Exercise description: Pull every line from the records that has the word "number" in it.

Data about app and page elements:
====================

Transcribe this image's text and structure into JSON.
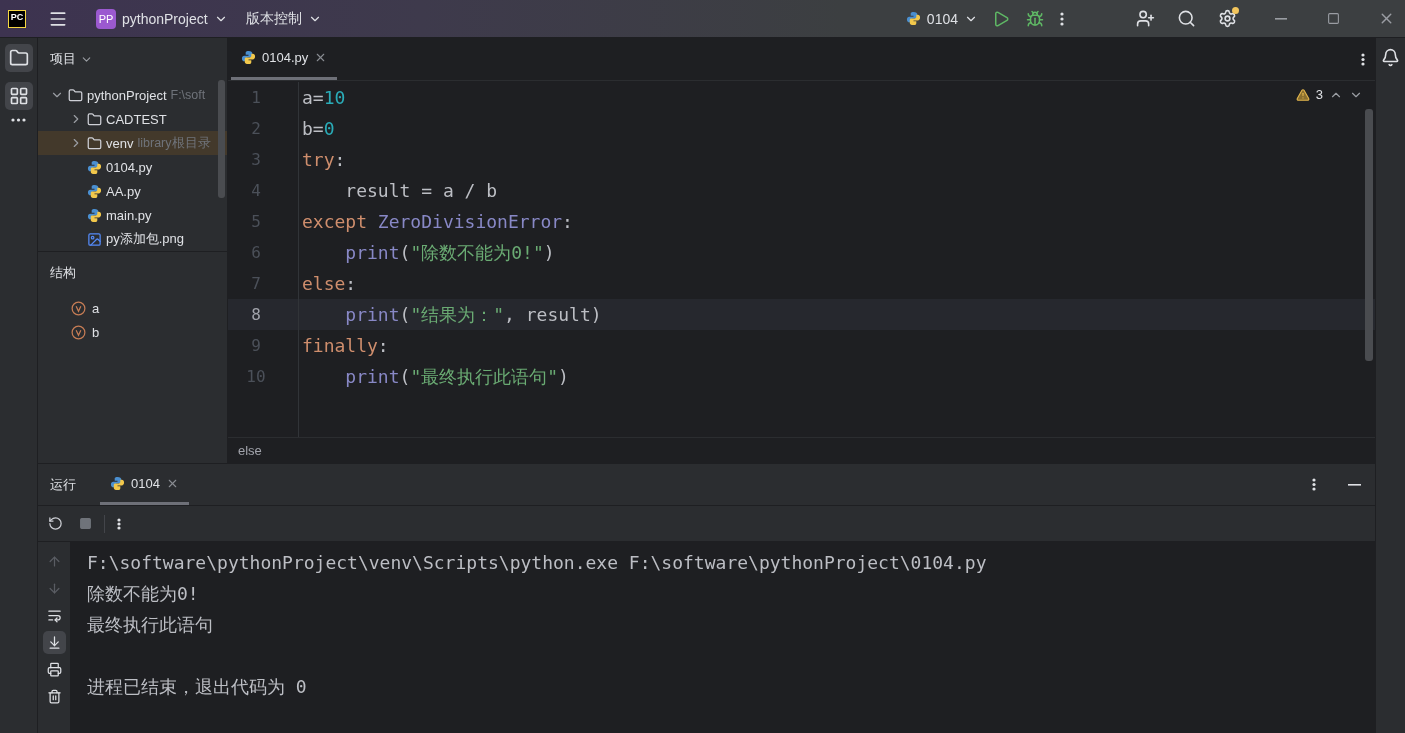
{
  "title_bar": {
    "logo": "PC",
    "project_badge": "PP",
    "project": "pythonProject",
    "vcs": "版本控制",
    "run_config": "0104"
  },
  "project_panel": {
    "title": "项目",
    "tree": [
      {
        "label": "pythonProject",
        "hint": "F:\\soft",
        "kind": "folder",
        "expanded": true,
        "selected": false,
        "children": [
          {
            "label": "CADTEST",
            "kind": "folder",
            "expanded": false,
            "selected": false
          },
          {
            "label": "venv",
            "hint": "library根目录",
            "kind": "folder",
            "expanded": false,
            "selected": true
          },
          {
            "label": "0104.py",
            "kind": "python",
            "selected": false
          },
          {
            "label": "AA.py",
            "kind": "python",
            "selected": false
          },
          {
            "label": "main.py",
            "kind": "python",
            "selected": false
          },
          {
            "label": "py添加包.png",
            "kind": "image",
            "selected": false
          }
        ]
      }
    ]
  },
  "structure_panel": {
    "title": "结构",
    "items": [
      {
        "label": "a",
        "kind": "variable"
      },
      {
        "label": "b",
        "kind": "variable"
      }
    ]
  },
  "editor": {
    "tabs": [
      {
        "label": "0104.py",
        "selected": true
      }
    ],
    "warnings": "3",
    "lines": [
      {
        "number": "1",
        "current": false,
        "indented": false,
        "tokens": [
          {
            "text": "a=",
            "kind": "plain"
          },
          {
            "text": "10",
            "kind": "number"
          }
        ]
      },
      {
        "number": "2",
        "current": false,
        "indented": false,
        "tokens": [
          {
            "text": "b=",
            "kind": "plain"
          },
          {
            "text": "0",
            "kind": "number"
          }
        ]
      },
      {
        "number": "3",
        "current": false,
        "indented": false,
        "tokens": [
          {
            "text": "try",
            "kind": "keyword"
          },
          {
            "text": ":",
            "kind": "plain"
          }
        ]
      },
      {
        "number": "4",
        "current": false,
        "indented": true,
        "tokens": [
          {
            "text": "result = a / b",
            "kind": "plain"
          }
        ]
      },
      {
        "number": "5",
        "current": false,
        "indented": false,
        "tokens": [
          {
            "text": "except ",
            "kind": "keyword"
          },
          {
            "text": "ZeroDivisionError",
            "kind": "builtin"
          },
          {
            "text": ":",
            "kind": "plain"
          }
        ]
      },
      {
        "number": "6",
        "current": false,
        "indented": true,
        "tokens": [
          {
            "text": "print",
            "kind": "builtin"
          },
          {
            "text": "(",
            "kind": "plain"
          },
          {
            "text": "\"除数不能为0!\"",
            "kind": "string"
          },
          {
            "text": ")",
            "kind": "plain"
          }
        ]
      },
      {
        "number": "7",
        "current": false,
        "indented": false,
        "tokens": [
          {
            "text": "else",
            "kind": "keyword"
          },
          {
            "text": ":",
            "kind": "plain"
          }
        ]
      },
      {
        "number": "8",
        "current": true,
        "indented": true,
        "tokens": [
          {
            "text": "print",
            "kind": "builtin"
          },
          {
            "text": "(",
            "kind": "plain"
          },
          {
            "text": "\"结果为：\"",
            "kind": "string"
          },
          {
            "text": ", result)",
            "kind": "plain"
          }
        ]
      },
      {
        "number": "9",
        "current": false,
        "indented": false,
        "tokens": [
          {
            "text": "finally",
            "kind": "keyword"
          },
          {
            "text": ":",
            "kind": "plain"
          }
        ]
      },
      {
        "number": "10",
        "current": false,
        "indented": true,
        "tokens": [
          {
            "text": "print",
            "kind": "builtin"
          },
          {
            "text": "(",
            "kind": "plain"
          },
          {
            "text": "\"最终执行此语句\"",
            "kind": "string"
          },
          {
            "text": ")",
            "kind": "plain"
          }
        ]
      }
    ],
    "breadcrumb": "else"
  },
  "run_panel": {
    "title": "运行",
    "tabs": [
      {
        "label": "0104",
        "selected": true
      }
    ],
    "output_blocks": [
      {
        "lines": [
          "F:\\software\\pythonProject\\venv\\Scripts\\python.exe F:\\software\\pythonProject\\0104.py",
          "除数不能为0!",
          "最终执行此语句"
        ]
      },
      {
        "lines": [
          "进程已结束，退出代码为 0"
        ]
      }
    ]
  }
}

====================

Exercise output:
        "number": "1",
            "kind": "number"
        "number": "2",
            "kind": "number"
        "number": "3",
        "number": "4",
        "number": "5",
        "number": "6",
        "number": "7",
        "number": "8",
        "number": "9",
        "number": "10",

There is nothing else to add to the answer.